Sustainable Feed

Sustainable feed

An important aspect of the collaboration with farmers and nutritionists is the composition of feed to ensure the best possible health for chickens and the most effective use of feed.

All feed is made from vegetables and careful planning goes into the use of several ingredients in the composition of the feed, with wheat and soya being the major components. We are studying the possibility of replacing a proportion of imported soya that is traditionally used as a feed protein with alternative local protein sources.

Our position on GMO

Opinions differ about the issue of GMO (genetically modified organisms, in this case soya and corn) in feed and its use is widely discussed. Scandi Standard has chosen to adhere to local opinions and therefore requires GMO-free feed in Sweden, Norway and Finland.

Feed efficiency
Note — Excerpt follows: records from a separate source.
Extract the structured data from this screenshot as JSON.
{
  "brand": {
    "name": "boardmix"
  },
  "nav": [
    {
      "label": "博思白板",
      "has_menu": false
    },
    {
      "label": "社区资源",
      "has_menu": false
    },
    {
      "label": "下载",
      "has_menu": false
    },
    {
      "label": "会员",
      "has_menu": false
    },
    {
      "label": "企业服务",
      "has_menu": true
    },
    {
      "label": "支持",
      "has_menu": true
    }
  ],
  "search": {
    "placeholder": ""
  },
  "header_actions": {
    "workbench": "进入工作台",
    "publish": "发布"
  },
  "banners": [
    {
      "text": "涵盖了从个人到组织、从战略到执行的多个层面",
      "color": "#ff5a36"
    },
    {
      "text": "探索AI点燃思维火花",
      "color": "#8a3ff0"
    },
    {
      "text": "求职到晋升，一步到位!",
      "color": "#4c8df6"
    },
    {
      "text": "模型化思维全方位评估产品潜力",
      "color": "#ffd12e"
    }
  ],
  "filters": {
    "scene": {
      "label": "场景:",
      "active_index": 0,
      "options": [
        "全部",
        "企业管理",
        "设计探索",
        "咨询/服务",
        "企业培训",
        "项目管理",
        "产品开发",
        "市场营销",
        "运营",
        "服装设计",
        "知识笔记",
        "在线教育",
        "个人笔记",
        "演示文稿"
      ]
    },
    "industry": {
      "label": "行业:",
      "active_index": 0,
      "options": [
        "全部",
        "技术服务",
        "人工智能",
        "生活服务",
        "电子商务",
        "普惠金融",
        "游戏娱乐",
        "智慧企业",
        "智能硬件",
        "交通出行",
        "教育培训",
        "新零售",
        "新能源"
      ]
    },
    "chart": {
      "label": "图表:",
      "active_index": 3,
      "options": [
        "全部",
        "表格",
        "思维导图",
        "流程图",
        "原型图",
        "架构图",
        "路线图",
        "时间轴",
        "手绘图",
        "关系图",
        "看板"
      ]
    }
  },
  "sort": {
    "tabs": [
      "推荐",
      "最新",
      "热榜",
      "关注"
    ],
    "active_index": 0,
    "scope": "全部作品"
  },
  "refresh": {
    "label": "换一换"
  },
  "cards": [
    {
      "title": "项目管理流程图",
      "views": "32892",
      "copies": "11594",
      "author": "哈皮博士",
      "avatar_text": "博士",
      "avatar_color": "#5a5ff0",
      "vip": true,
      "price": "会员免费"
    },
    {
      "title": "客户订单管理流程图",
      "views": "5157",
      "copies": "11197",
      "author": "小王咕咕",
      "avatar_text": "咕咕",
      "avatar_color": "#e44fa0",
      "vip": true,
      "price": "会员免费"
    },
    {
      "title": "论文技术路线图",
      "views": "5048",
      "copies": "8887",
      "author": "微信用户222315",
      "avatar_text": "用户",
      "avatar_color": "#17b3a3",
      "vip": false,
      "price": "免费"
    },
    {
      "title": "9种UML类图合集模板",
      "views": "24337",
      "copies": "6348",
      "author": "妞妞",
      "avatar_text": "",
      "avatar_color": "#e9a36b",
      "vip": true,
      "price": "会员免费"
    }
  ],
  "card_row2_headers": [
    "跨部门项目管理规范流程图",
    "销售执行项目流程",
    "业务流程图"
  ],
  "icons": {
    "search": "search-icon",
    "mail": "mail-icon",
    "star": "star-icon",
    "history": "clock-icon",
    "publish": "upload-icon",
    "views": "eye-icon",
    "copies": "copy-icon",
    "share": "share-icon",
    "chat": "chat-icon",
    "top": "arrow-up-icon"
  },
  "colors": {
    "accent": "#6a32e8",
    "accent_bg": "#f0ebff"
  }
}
Chicken rearing is very resource-efficient compared with the rearing of other animals. For example, the amount of feed and the level of the impact on the climate are much higher in the production of pork and beef.
Feed efficiency is one of the most important indicators for optimising the rearing process. Chickens are very effective at converting feed into meat, and these are direct indicators of the quality of the ingredients and the feed, and of the level of care for the chickens.

Feed conversion rate (FCR), kg feed/kg live weight


The diagram below indicates feed efficiency when rearing different kinds of animals, measuring the amount of feed in relation to growth (the weight is the live weight). The figures should be seen as the mean value of the feed conversion rate (FCR) ascertained from several published sources. An improvement in feed efficiency (lower value) saves natural resources and costs at several stages: less cultivated land, transport, lower energy use for producing feed and less water consumption throughout the value chain.

Alternatives to imported soy

At present some 20 percent or just over 100,000 tonnes of the feed that our chickens receive currently consists of imported soya. Requirements for good quality, traceability and responsible production are set through various third-party certifications such as RTRS and ProTerra. Our long-term goal is to replace imported soya that is traditionally used as a feed protein with other, local protein sources. This is because there are better options from an environmental and animal welfare perspective, which at the same time also promote local agricultural production. A strategic development project has been operating since 2019 together with feed specialists to develop and test new feed mixes, where a significant part of the soya is replaced by locally sourced beans.